↓↓↓

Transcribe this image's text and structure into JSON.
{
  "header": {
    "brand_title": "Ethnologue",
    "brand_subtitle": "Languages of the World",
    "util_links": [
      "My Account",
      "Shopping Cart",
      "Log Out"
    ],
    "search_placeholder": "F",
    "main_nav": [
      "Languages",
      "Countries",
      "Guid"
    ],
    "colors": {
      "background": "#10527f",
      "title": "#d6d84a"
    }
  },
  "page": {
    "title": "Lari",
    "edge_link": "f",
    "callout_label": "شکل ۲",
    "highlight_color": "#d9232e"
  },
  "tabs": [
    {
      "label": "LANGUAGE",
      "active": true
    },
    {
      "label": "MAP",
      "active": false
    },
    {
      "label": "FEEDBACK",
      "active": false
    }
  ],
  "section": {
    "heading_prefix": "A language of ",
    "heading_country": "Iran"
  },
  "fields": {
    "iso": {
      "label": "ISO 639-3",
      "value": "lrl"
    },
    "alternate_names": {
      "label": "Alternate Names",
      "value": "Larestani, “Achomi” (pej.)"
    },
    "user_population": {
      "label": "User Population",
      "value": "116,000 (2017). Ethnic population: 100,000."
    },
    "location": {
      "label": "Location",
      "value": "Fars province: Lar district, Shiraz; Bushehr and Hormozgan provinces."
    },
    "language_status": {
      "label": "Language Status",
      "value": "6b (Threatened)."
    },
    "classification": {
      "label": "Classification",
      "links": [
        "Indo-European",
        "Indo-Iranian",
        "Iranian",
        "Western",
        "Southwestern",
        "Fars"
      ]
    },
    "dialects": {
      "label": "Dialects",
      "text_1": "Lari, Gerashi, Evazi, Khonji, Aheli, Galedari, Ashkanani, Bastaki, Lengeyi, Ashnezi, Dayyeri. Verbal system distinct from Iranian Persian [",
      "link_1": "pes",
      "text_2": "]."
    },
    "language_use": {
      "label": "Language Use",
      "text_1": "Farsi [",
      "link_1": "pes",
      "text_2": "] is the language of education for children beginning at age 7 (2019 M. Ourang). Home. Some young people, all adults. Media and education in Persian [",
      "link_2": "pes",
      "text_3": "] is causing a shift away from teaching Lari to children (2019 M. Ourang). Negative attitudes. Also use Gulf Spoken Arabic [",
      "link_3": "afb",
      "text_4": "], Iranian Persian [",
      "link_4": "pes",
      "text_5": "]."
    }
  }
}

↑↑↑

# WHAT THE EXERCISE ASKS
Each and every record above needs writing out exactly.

# YOUR RESPONSE
Transcribe this image's text and structure into JSON.
{
  "header": {
    "brand_title": "Ethnologue",
    "brand_subtitle": "Languages of the World",
    "util_links": [
      "My Account",
      "Shopping Cart",
      "Log Out"
    ],
    "search_placeholder": "F",
    "main_nav": [
      "Languages",
      "Countries",
      "Guid"
    ],
    "colors": {
      "background": "#10527f",
      "title": "#d6d84a"
    }
  },
  "page": {
    "title": "Lari",
    "edge_link": "f",
    "callout_label": "شکل ۲",
    "highlight_color": "#d9232e"
  },
  "tabs": [
    {
      "label": "LANGUAGE",
      "active": true
    },
    {
      "label": "MAP",
      "active": false
    },
    {
      "label": "FEEDBACK",
      "active": false
    }
  ],
  "section": {
    "heading_prefix": "A language of ",
    "heading_country": "Iran"
  },
  "fields": {
    "iso": {
      "label": "ISO 639-3",
      "value": "lrl"
    },
    "alternate_names": {
      "label": "Alternate Names",
      "value": "Larestani, “Achomi” (pej.)"
    },
    "user_population": {
      "label": "User Population",
      "value": "116,000 (2017). Ethnic population: 100,000."
    },
    "location": {
      "label": "Location",
      "value": "Fars province: Lar district, Shiraz; Bushehr and Hormozgan provinces."
    },
    "language_status": {
      "label": "Language Status",
      "value": "6b (Threatened)."
    },
    "classification": {
      "label": "Classification",
      "links": [
        "Indo-European",
        "Indo-Iranian",
        "Iranian",
        "Western",
        "Southwestern",
        "Fars"
      ]
    },
    "dialects": {
      "label": "Dialects",
      "text_1": "Lari, Gerashi, Evazi, Khonji, Aheli, Galedari, Ashkanani, Bastaki, Lengeyi, Ashnezi, Dayyeri. Verbal system distinct from Iranian Persian [",
      "link_1": "pes",
      "text_2": "]."
    },
    "language_use": {
      "label": "Language Use",
      "text_1": "Farsi [",
      "link_1": "pes",
      "text_2": "] is the language of education for children beginning at age 7 (2019 M. Ourang). Home. Some young people, all adults. Media and education in Persian [",
      "link_2": "pes",
      "text_3": "] is causing a shift away from teaching Lari to children (2019 M. Ourang). Negative attitudes. Also use Gulf Spoken Arabic [",
      "link_3": "afb",
      "text_4": "], Iranian Persian [",
      "link_4": "pes",
      "text_5": "]."
    }
  }
}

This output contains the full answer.